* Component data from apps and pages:
+ + + + + + +

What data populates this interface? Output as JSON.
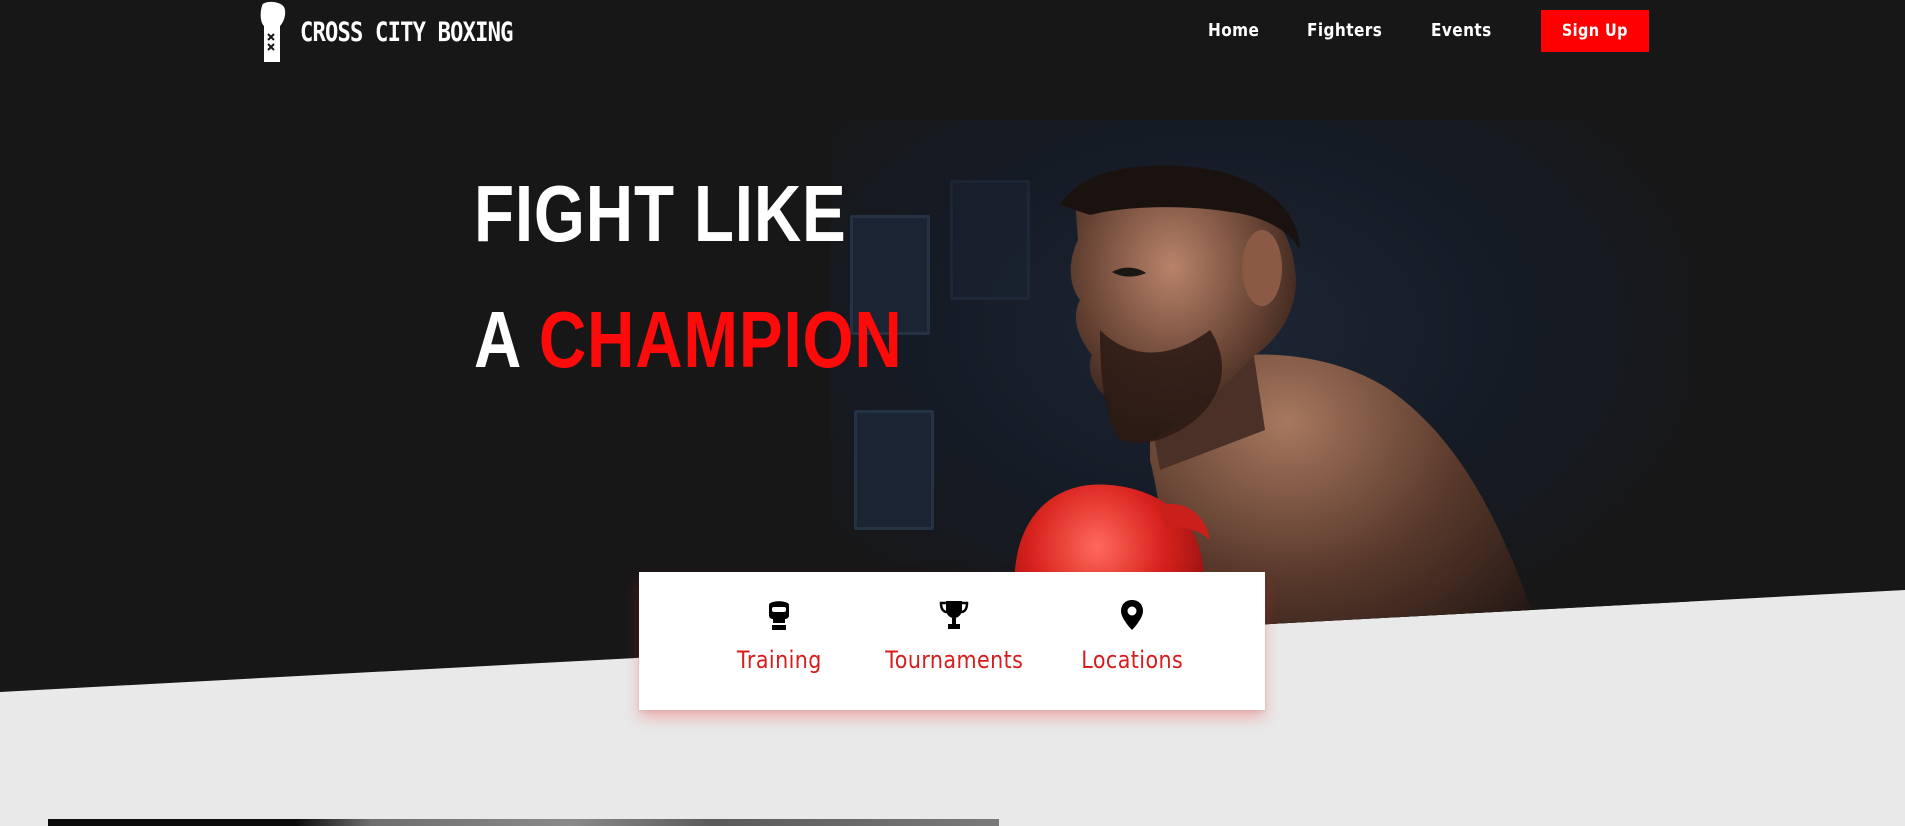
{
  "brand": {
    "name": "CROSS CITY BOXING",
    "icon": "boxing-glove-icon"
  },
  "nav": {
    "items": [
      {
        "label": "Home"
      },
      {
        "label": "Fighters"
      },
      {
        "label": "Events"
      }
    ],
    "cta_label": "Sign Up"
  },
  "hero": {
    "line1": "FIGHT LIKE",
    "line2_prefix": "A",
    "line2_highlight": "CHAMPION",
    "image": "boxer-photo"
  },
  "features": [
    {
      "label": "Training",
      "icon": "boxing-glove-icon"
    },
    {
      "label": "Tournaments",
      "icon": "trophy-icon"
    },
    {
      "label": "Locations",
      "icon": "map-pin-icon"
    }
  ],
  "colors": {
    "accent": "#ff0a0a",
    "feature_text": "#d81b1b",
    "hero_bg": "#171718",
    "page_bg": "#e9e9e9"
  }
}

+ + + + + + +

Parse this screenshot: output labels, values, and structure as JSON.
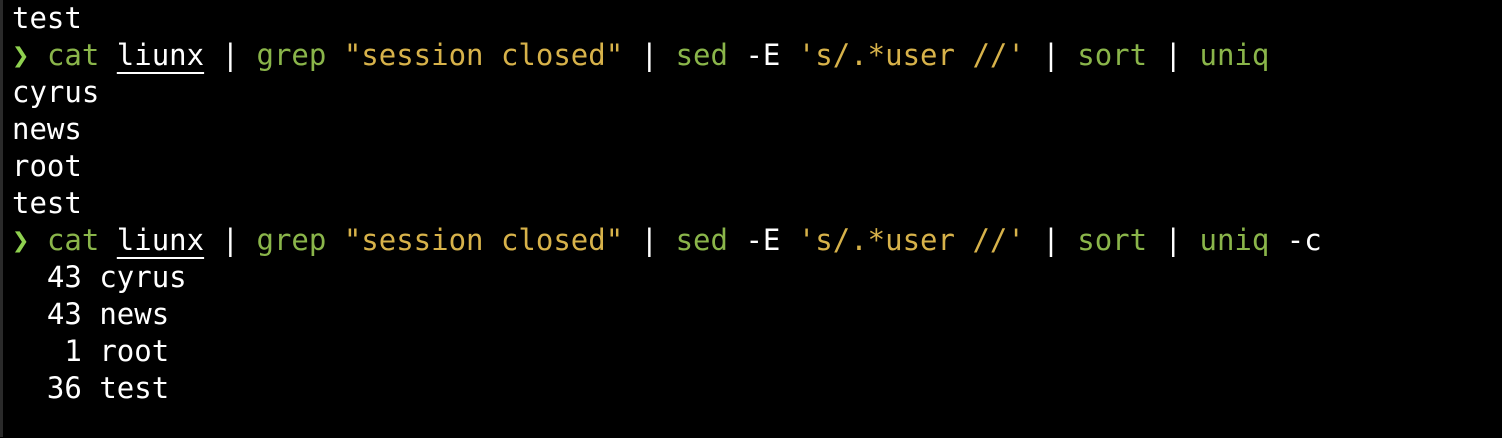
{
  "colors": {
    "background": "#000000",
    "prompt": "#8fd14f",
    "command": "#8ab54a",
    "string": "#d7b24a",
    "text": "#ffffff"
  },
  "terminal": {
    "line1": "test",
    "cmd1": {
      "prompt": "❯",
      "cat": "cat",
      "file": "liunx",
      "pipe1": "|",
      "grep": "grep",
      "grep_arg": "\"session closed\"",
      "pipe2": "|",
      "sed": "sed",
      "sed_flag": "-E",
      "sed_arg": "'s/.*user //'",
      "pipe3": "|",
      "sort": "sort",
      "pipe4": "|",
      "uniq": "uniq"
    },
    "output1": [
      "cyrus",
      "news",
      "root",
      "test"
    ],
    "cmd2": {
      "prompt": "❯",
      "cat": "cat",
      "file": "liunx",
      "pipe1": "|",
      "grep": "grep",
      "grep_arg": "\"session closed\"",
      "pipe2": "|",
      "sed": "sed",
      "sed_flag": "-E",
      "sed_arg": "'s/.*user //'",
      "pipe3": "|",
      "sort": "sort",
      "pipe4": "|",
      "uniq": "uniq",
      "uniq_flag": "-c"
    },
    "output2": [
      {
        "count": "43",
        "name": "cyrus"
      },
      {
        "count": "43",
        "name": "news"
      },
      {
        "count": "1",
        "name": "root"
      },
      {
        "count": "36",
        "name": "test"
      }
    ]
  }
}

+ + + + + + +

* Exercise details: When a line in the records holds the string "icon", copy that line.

* Response to the exercise:
    "icon": "boxing-glove-icon"
      "icon": "boxing-glove-icon"
      "icon": "trophy-icon"
      "icon": "map-pin-icon"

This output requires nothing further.